FILIPPO AZZAIOLO, ADRIANO WILLAERT , GIAN LEONARDO PRIMAVERA, GIACOMO GORZANIS, IOAN DOMENICO DA NOLA, GIAN LEONARDO DELL’ARPA, ORLANDO DI LASSO, ANTONIO BARGES, ANONIMI
Neapolitan Villanelle of 16th Century

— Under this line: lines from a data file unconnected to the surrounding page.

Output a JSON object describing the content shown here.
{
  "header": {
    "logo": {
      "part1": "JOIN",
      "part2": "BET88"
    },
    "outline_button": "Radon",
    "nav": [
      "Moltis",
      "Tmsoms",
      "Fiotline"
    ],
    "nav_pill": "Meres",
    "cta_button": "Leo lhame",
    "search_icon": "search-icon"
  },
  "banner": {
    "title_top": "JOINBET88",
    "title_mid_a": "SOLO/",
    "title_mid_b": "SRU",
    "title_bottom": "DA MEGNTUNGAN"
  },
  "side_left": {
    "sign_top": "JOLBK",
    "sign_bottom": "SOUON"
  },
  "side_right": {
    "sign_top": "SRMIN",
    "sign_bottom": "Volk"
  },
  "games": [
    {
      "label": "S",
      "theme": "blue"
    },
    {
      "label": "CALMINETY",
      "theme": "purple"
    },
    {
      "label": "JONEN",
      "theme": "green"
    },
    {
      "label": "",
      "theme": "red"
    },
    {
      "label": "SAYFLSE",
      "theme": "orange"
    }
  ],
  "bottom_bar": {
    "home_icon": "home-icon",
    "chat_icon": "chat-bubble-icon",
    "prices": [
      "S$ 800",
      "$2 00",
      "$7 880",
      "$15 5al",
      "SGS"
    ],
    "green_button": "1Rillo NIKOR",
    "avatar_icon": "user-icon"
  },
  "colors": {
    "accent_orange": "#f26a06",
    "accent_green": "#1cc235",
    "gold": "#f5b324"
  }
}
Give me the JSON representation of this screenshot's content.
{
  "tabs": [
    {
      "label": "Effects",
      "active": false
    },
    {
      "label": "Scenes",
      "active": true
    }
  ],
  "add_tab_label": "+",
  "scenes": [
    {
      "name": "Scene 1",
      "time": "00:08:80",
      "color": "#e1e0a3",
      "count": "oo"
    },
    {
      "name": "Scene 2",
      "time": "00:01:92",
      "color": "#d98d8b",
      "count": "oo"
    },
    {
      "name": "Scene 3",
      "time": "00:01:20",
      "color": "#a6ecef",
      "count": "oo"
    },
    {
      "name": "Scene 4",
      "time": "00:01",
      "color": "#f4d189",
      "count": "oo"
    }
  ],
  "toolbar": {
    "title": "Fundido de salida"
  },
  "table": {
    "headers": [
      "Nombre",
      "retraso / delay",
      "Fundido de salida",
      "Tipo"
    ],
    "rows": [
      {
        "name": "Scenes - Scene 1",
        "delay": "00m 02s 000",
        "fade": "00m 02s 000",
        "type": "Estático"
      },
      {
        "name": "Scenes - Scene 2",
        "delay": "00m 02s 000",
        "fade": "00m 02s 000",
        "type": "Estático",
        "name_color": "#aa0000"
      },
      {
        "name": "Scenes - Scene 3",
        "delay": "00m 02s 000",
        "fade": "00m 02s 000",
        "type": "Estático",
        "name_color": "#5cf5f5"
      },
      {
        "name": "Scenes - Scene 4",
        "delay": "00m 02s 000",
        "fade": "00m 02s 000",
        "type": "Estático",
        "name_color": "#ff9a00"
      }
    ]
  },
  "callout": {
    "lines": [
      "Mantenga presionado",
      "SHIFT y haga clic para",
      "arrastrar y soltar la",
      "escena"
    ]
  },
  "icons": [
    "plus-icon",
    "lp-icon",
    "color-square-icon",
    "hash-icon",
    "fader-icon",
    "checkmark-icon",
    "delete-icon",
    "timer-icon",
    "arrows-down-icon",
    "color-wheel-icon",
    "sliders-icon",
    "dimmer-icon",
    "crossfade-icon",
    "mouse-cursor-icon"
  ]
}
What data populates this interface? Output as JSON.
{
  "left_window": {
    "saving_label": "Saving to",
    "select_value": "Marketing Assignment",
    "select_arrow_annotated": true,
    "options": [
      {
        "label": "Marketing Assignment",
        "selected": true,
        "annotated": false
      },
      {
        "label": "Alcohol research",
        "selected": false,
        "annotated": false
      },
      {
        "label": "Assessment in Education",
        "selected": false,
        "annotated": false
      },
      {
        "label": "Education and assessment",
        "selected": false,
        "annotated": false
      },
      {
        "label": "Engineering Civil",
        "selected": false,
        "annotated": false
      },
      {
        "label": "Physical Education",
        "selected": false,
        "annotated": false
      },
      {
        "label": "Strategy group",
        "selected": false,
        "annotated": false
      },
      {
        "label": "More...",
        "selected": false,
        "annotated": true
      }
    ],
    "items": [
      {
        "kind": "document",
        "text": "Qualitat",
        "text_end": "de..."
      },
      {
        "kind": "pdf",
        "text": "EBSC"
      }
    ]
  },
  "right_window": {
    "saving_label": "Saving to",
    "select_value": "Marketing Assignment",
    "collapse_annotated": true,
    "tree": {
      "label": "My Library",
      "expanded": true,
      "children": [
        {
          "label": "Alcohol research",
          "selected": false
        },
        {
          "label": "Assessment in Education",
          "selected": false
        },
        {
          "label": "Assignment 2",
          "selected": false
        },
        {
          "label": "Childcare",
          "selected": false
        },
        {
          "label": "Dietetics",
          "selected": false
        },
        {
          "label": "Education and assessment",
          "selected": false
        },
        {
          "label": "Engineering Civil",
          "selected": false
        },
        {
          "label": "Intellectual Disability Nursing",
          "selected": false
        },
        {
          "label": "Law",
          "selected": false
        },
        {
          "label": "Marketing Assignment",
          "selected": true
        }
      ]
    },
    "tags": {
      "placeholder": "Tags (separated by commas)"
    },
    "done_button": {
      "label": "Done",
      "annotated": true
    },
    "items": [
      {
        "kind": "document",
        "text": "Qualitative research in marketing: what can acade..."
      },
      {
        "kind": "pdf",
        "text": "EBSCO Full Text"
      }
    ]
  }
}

In light of the fact that the primitive canzone villanesca alla napolitana-a minor popular genre, according to the common, though imprecise, definition-existed on the border between written and oral musical tradition, any new handling of it necessarily foresees a correct and rational retrieval of the musical and poetic structures within which the genre developed. This, out of respect for a growing openness toward an anthropological view of music history. Such a view attempts, on the one hand, to focus on the “sonorous event” and to re-evaluate the social significance and means of making and transmitting music of the past, while, on the other, it looks closer at unwritten musical traditions and at the reciprocal influences between oral transmission and writing, especially in urban circles (all the more so if they are Neapolitan). It is well known that the musical circles of Naples under the Spanish viceroys may be analyzed from two different perspectives. Practices of polyvocal singing, detached and completely independent from cultured polyphony existed together with certain poetic and musical expressions connected to functions of everyday life (as documented by treatises, diaries, chronicles of travelers, and title pages of some collections of villanelle). Alongside these practices, cultured music was being written, with artistic aims which aspired to creating a product both elite and exclusive (the “grand” and “serious” musical tradition). Noble and lower social classes nonetheless shared analogous expressive forms in specific contexts–religious feasts, carnivals, taverns, “low class” establishments etc. –and when the two spheres interacted, hybrid musical products resulted which, irrespective of their artistic value, represented an extraordinary testimony of music-making in the past. The villanesca, without a doubt, was created in cultured circles where noblemen and amateur musicians looked “downward”, toward an awareness and entertaining rediscovery of a polyphonic language which was considerably distant from themselves and whose practice was to be regarded as little more than a game, of no importance.